__EXERCISE DESCRIPTION__:
Scan the records for the string "Difference", then copy each line that has it.

__SUPPLIED MATERIAL__:
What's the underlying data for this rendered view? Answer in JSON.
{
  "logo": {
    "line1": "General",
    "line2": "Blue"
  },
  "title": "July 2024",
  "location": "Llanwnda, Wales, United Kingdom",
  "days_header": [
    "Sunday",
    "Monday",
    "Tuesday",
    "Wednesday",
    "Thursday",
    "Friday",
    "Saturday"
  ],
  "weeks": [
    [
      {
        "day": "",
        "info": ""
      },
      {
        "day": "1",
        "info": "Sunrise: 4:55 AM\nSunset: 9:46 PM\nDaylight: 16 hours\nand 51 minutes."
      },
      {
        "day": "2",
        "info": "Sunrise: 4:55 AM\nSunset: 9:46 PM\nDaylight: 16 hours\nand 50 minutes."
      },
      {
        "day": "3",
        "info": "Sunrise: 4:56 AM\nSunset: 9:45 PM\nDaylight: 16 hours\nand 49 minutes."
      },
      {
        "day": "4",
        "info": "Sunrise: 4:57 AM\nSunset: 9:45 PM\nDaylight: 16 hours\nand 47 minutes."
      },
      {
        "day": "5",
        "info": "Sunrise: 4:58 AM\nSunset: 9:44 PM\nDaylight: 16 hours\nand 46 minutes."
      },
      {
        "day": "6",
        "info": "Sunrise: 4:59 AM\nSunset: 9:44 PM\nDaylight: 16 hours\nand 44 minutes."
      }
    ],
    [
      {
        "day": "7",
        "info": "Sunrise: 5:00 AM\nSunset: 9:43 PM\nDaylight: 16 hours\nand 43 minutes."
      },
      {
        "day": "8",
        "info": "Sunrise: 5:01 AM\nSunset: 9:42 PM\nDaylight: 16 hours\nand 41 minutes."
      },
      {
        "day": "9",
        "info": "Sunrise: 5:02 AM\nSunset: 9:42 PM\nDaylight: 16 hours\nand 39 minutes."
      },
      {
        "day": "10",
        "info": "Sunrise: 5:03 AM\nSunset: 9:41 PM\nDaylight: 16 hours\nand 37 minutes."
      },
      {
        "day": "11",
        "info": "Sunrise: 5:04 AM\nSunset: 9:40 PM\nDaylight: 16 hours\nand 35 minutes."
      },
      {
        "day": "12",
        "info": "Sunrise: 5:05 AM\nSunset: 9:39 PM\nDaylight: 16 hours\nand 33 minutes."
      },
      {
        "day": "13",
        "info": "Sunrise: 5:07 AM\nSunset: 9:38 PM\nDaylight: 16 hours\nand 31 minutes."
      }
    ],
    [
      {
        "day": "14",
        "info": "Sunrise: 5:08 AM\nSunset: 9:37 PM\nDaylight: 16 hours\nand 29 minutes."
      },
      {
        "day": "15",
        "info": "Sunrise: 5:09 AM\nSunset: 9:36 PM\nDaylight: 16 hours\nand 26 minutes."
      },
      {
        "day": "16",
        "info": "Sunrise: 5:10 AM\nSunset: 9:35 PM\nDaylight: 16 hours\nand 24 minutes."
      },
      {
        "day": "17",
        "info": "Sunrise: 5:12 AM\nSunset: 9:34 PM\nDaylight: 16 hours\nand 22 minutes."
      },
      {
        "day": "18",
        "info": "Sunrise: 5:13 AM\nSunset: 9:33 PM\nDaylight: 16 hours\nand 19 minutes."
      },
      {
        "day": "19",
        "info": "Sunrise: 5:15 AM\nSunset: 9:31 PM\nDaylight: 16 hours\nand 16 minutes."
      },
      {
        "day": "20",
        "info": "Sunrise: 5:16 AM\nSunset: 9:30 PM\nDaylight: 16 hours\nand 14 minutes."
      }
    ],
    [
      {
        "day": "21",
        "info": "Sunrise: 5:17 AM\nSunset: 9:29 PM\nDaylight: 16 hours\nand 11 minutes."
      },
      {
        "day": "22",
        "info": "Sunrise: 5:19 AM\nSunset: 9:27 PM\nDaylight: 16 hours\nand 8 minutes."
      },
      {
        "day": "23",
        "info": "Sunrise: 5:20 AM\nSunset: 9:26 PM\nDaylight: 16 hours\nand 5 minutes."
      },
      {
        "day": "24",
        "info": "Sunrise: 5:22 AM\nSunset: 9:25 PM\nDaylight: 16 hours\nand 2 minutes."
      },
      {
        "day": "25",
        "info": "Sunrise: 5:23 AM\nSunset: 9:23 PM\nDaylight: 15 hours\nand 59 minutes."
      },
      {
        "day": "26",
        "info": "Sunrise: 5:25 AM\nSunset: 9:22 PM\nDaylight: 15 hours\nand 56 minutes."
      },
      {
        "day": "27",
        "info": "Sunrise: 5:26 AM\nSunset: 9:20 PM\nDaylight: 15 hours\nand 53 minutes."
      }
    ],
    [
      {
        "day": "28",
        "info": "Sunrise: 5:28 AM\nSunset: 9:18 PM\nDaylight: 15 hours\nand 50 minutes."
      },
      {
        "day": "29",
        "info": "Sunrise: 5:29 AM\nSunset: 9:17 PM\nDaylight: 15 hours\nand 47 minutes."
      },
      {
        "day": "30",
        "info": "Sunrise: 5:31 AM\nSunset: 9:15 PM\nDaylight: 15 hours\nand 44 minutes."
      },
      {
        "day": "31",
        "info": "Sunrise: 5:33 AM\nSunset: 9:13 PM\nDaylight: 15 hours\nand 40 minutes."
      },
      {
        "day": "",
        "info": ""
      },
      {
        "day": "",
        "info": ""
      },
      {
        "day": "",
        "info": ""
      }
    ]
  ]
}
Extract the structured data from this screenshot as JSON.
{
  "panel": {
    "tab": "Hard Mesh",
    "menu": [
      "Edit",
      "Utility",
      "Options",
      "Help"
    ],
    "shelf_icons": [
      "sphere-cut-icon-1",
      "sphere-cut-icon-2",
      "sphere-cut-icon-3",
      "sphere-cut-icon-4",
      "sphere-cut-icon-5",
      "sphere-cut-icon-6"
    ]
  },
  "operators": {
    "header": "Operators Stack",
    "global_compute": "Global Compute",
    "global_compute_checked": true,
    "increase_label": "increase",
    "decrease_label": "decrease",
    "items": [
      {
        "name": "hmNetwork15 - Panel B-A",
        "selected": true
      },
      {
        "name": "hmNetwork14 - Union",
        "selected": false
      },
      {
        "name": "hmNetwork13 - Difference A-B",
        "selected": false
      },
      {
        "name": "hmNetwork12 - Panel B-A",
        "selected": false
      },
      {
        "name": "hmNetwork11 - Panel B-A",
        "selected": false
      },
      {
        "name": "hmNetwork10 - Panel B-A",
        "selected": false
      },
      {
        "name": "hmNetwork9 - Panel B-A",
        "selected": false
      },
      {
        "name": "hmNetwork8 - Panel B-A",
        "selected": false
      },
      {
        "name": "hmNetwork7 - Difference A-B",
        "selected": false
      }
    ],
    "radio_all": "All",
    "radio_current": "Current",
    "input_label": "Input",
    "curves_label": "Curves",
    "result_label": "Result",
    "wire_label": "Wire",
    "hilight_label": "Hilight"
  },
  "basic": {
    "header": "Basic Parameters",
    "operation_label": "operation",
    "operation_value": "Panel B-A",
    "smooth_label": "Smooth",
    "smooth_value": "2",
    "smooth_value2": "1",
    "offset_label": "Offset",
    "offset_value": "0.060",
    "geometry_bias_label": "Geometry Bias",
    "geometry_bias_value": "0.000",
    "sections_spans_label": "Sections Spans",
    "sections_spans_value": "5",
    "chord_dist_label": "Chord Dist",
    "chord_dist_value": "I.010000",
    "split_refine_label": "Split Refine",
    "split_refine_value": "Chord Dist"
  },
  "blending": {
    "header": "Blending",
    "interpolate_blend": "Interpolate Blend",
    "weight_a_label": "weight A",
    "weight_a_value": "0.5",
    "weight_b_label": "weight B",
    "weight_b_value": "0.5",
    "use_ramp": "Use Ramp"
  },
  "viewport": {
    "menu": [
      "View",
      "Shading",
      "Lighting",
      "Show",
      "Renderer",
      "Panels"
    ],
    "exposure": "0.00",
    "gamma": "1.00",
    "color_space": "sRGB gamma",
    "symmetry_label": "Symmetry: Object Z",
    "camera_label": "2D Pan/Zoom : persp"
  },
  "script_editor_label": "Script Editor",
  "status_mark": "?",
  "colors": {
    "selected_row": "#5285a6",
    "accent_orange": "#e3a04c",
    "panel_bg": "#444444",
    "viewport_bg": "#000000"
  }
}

__COMPLETED TASK__:
        "name": "hmNetwork13 - Difference A-B",
        "name": "hmNetwork7 - Difference A-B",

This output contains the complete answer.